Unlike Peter & the Wolf, the instruments in Carnival of the Animals don’t always play the same animals. But some of the animals do have certain instruments associated with them. Which instruments play each of the following animals?
- the elephant
- the cuckoo bird
- the birds in the aviary
- dinosaur bones
- the swan
What other differences can you think of between Peter & the Wolf and Carnival of the Animals? Do they both have stories? How are they different in their tone? Do you think both are serious, or is one supposed to be funnier and one more serious?
A parody is when a piece of music, literature, film, or other artform imitates another work in order to make fun of it or to make an interesting (and often funny) point using how we feel about the original artwork. Carnival of the Animals has quite a few parody elements. How many can you find?
“Turtles” uses a melody from Orpheus in the Underworld.

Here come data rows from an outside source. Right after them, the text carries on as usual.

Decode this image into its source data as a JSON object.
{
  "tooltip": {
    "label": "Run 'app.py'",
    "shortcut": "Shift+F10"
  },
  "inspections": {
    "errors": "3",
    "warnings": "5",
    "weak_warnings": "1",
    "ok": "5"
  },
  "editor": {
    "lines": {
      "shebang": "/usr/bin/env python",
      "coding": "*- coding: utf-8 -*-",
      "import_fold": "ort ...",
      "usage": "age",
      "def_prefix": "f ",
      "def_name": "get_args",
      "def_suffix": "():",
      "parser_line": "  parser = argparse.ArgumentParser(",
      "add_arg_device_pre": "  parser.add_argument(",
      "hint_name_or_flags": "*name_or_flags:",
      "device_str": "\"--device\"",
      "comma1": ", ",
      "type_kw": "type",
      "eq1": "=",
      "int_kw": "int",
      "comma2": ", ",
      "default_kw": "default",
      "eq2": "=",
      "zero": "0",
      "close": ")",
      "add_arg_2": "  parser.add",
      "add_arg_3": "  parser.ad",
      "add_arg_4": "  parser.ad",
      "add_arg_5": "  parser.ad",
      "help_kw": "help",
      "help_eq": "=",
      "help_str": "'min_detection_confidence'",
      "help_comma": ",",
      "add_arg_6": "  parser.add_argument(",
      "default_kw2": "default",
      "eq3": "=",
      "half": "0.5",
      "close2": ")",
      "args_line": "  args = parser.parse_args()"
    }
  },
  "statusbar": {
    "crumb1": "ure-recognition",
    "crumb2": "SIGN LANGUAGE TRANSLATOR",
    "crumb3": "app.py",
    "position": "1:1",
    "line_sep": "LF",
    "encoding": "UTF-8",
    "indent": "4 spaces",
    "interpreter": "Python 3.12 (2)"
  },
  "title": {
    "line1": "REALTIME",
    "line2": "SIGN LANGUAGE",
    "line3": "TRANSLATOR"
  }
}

This melody is normally played as fast as possible, but because these are turtles, we get to hear it reaalllllllllly slow here! (here’s the original: https://www.youtube.com/watch?v=GZxUJXqbxYs)
“Fossils” imitates one of Saint-Saëns’ most popular compositions— the Danse macabre, which is about dancing skeletons at Halloween! (take a listen: https://www.youtube.com/watch?v=71fZhMXlGT4)
“Pianists” teases young pianists who are learning to play their scales, treating them like they’re actually silly animals in a zoo.
Now it’s your turn!
In 1905, Mikhail Fokine created one of the most famous dances of all time when he used the music from “The Swan” to choreograph a short ballet for the famous dancer Anna Pavlova. (We actually have a film of her dancing it! It’s a really old film, so the speed is weird and the film is grainy, but Pavlova’s dancing is beautiful, and it’s definitely worth a look: https://www.youtube.com/watch?v=tkFSBkl9mmo Then watch a modern performance of it with better video and audio: https://www.youtube.com/watch?v=-T2UeKKac-s)
How does Fokine use movements to imitate a swan? What differences do you see in how these two dancers interpret the dance?
- Pick one of the animals from Carnival of the Animals.
- Think about how they move and what their personality is like. Then, make up a story to the music, and create a dance that tells your story!
- You can perform the dance yourself, or you can create a paper puppet or use a stuffed animal or other toy.